## Exercise directions
The expected output is the full set of entries, printed exactly, without pictures.

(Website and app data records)
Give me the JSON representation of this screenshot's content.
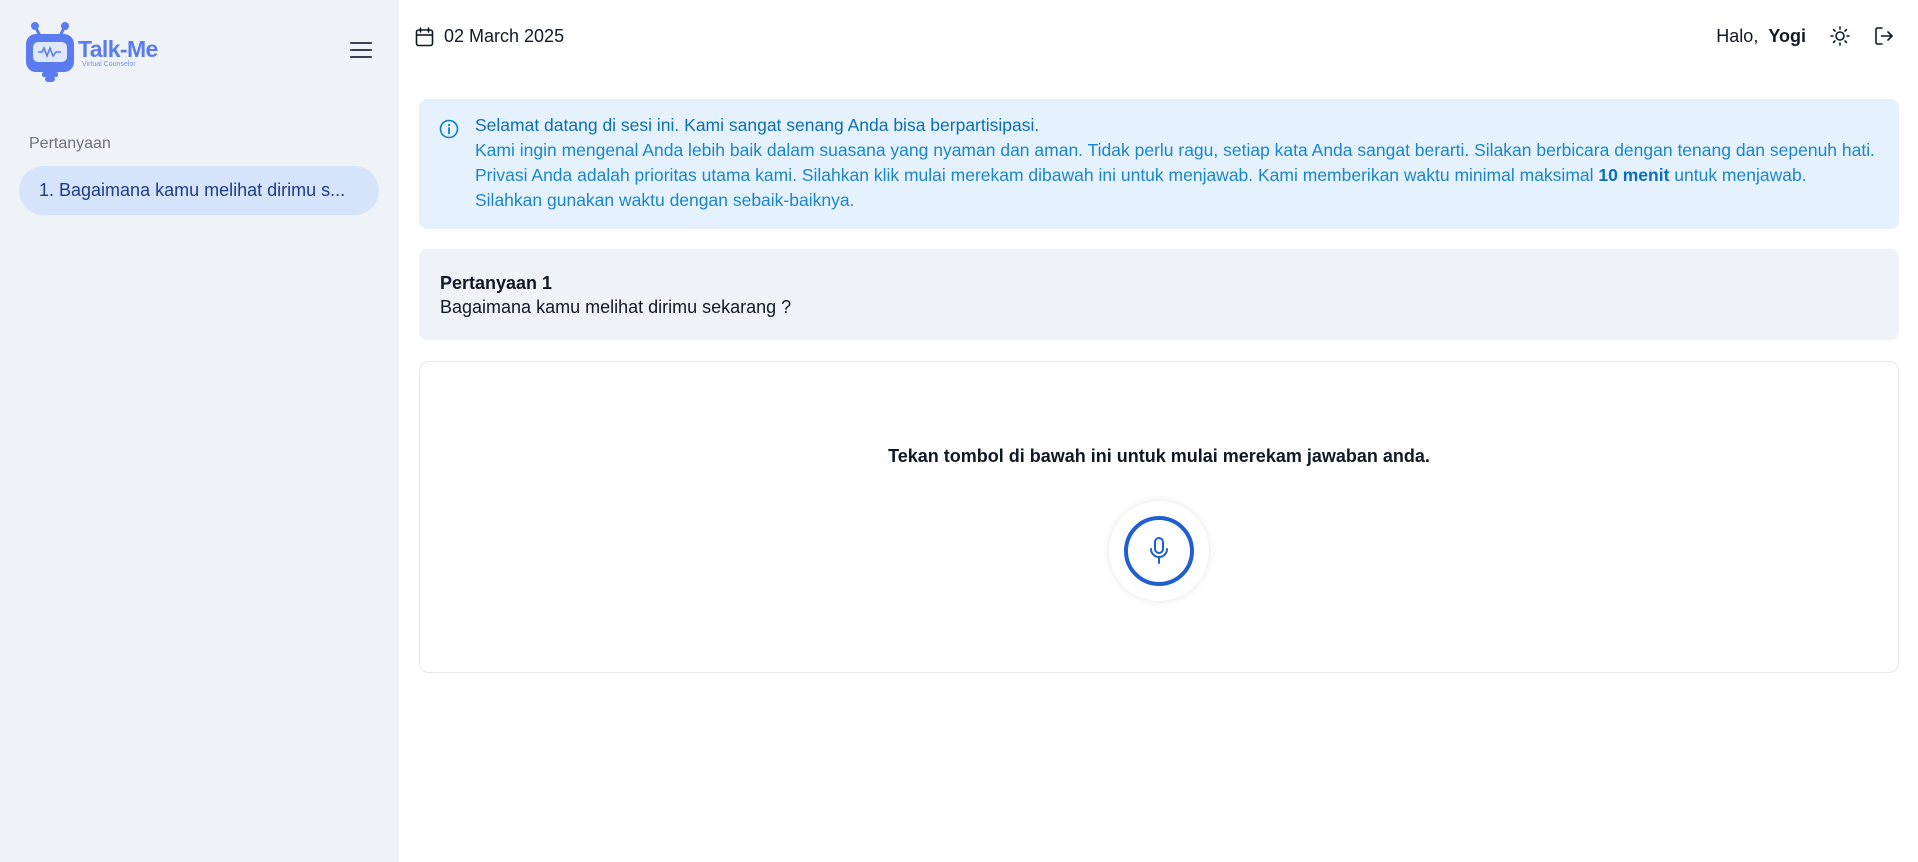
{
  "app": {
    "logo_title": "Talk-Me",
    "logo_subtitle": "Virtual Counselor",
    "brand_color": "#5b7cf0"
  },
  "sidebar": {
    "section_label": "Pertanyaan",
    "items": [
      {
        "label": "1. Bagaimana kamu melihat dirimu s..."
      }
    ]
  },
  "header": {
    "date": "02 March 2025",
    "greeting": "Halo,",
    "username": "Yogi",
    "icons": [
      "calendar-icon",
      "sun-icon",
      "logout-icon",
      "hamburger-menu-icon"
    ]
  },
  "info": {
    "title": "Selamat datang di sesi ini. Kami sangat senang Anda bisa berpartisipasi.",
    "body_before": "Kami ingin mengenal Anda lebih baik dalam suasana yang nyaman dan aman. Tidak perlu ragu, setiap kata Anda sangat berarti. Silakan berbicara dengan tenang dan sepenuh hati. Privasi Anda adalah prioritas utama kami. Silahkan klik mulai merekam dibawah ini untuk menjawab. Kami memberikan waktu minimal maksimal ",
    "body_bold": "10 menit",
    "body_after": " untuk menjawab. Silahkan gunakan waktu dengan sebaik-baiknya."
  },
  "question": {
    "title": "Pertanyaan 1",
    "text": "Bagaimana kamu melihat dirimu sekarang ?"
  },
  "record": {
    "prompt": "Tekan tombol di bawah ini untuk mulai merekam jawaban anda.",
    "accent_color": "#1f5fcf"
  }
}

## Response to this task
Give me the JSON representation of this screenshot's content.
{
  "app": {
    "logo_title": "Talk-Me",
    "logo_subtitle": "Virtual Counselor",
    "brand_color": "#5b7cf0"
  },
  "sidebar": {
    "section_label": "Pertanyaan",
    "items": [
      {
        "label": "1. Bagaimana kamu melihat dirimu s..."
      }
    ]
  },
  "header": {
    "date": "02 March 2025",
    "greeting": "Halo,",
    "username": "Yogi",
    "icons": [
      "calendar-icon",
      "sun-icon",
      "logout-icon",
      "hamburger-menu-icon"
    ]
  },
  "info": {
    "title": "Selamat datang di sesi ini. Kami sangat senang Anda bisa berpartisipasi.",
    "body_before": "Kami ingin mengenal Anda lebih baik dalam suasana yang nyaman dan aman. Tidak perlu ragu, setiap kata Anda sangat berarti. Silakan berbicara dengan tenang dan sepenuh hati. Privasi Anda adalah prioritas utama kami. Silahkan klik mulai merekam dibawah ini untuk menjawab. Kami memberikan waktu minimal maksimal ",
    "body_bold": "10 menit",
    "body_after": " untuk menjawab. Silahkan gunakan waktu dengan sebaik-baiknya."
  },
  "question": {
    "title": "Pertanyaan 1",
    "text": "Bagaimana kamu melihat dirimu sekarang ?"
  },
  "record": {
    "prompt": "Tekan tombol di bawah ini untuk mulai merekam jawaban anda.",
    "accent_color": "#1f5fcf"
  }
}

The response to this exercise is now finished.